7. …So is paying for office space

Since moving into our own space, we’ve seen that just having a physical address adds trusts and boosts validity in clients’ eyes. Collaboration is smoother and we deal with issues right away. We love hosting weekly happy hours. But on a personal level, there’s a clear separation between work and rest. Home is a sanctuary once again—and our kitchen tables are no longer our desks.

8. Processes and systems take time

Give yourself some grace while you get things set up, and expect to bill fewer hours for a little while as you get your systems in place. It’s okay to pause now to lay a better foundation for future growth.

9. Say yes to everything for a bit, then start saying no, unapologetically   

You should always have at least half a dozen things on your to-do list. We give a realistic delivery date, and keep a good roster of trusted subcontractors on-hand. We firmly believe in always feeling 15% overwhelmed—it means our plate will always be full.

But now that we are consistently booked 4–6 weeks out, we raised our rates and it enabled us to be more selective. If a project isn’t a fit, if a client isn’t a fit, or if we know we can’t deliver to a tight deadline, we say no and it feels great.

10. Celebrate often

Create a culture that acknowledges wins: when we land a project over a certain price threshold, when we reach a new profit milestone, when we get great feedback from a famously tough client, we don’t hesitate to pop some bubbly or cut out at 4:30 for celebratory tacos. It means even during tough weeks we have happy moments of connection.

11. Even celebrate your f*ck ups

This is actually a lesson we learned from the fine team at Trout + Taylor. Words of Winedom came directly from their weekly “Wine and Wisdom” tradition of sharing what they’ve learned from their mistakes and failures each week. They keep a list of lessons—mistakes they’re unlikely to make again, and they drink to those learnings.

12. Put someone in charge of the plants

All of our plants died in our first six months. We all sort of assumed someone else was on it. They weren’t. With plants and any number of other small things, assign clear ownership. (Big thanks to our admin Francesca for bringing them back to life.)

13. Make friends everywhere

This is advice for absolutely anyone considering self-employment. Introduce yourself, take time with people, have coffees, have lunches. Make people your number one priority, even when you have deadlines. On a recent Tuesday afternoon Amanda worked from a local cafe and ran into four former colleagues—two of them mentioned potential projects they have coming down the line, another suggested a coffee. Showing your face is always worthwhile.

14. Refill your cup

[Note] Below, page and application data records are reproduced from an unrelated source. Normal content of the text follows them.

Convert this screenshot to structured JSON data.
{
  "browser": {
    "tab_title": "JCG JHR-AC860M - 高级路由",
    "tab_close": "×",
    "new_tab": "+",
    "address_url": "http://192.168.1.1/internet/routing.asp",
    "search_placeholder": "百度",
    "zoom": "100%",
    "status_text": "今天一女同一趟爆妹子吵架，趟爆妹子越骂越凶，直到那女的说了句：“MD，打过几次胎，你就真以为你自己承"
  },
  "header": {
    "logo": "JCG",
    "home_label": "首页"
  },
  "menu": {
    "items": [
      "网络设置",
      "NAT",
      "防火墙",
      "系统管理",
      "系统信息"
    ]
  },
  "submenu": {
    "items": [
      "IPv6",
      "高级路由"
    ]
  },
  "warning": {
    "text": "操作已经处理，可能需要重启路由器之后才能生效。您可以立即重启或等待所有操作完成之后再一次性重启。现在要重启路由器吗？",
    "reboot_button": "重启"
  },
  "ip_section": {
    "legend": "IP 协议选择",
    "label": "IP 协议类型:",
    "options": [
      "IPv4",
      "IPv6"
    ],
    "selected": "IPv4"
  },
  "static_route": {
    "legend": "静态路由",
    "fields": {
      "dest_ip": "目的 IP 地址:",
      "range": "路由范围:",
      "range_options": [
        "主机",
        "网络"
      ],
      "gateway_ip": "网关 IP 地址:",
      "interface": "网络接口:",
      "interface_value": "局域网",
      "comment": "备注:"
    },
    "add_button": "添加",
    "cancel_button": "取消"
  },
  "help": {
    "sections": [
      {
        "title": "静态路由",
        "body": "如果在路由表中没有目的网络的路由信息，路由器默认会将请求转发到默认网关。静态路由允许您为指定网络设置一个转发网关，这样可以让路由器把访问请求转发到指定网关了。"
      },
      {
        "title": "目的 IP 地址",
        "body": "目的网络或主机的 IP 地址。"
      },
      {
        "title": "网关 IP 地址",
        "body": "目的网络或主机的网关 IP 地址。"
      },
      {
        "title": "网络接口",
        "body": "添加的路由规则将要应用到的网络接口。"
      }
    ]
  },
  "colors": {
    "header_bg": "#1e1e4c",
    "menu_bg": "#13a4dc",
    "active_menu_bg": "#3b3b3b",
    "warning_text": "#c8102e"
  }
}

Read books, look at art, do yoga, go to conferences. Take time to look at what others are doing—for inspiration, but also to see what you should aspire to, or to discover you’re doing just fine. As a team we went to SXSW earlier this year. It was a big discretionary expense, but besides filling our heads with big ideas, we got a glimpse at the type of agency we want to grow into and heard from experts in our area who confirmed we’re right on track.  

In six months, we'll look back on this list and have another 50 lessons to add. As your company grows, so will your learnings. Make note of them, celebrate them, and apply them as you move forward. Some of these lessons were hard earned, but they are lessons we wouldn’t trade.

Lindsay Seguin